* TASK GOAL *
Please copy each line below that contains the word "eikemønster".

* DATASET EXCERPTS *
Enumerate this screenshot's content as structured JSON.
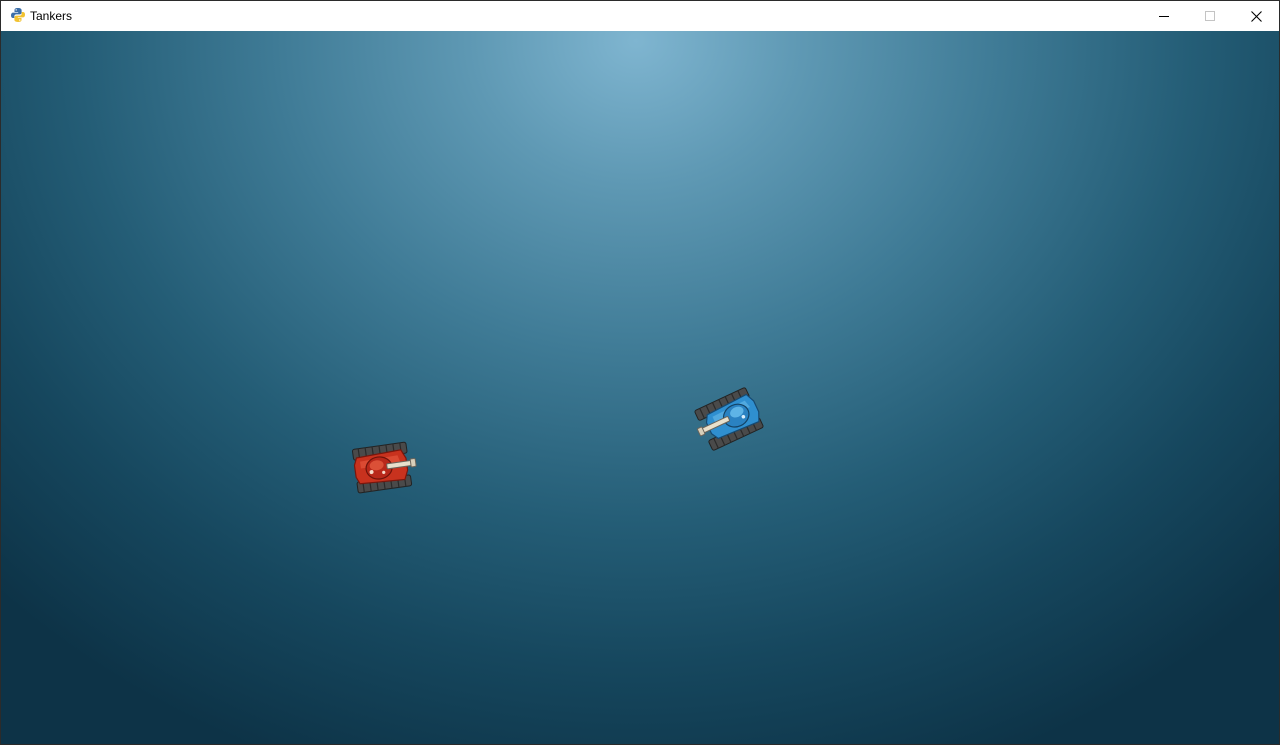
{
  "window": {
    "title": "Tankers",
    "app_icon": "python-icon",
    "controls": {
      "minimize": "minimize-icon",
      "maximize": "maximize-icon",
      "close": "close-icon"
    }
  },
  "game": {
    "players": [
      {
        "team": "red",
        "color": "#c8321e"
      },
      {
        "team": "blue",
        "color": "#2f8fd0"
      }
    ]
  }
}
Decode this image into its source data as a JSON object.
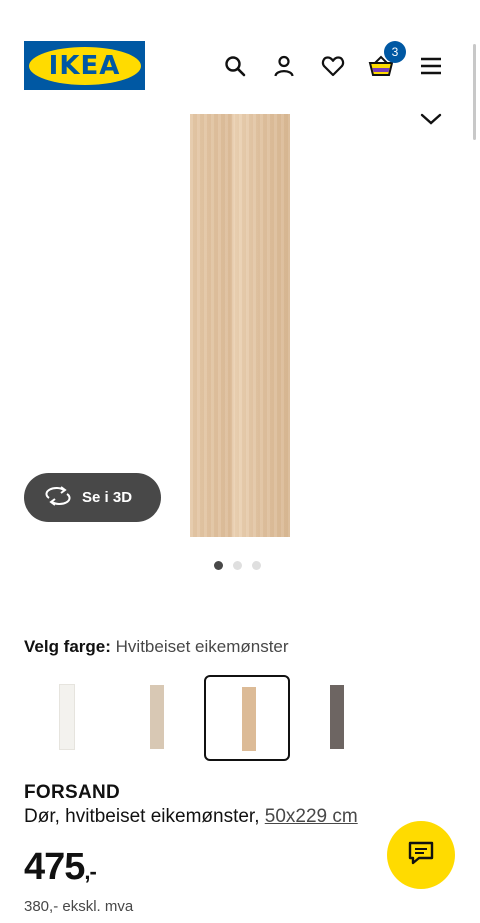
{
  "header": {
    "logo_text": "IKEA",
    "cart_count": "3",
    "brand_blue": "#0058a3",
    "brand_yellow": "#ffdb00"
  },
  "gallery": {
    "view3d_label": "Se i 3D",
    "dots": 3,
    "active_dot": 0
  },
  "color_picker": {
    "label": "Velg farge:",
    "value": "Hvitbeiset eikemønster",
    "swatches": [
      {
        "name": "hvit",
        "color": "#f3f2ee"
      },
      {
        "name": "beige",
        "color": "#d8c8b4"
      },
      {
        "name": "hvitbeiset eik",
        "color": "#dcbb97",
        "selected": true
      },
      {
        "name": "grå",
        "color": "#6d6562"
      }
    ]
  },
  "product": {
    "name": "FORSAND",
    "description": "Dør, hvitbeiset eikemønster,",
    "dimensions": "50x229 cm",
    "price": "475",
    "price_suffix": ",-",
    "price_ex_vat": "380,- ekskl. mva"
  }
}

* YOUR RESPONSE *
    "value": "Hvitbeiset eikemønster",
    "description": "Dør, hvitbeiset eikemønster,",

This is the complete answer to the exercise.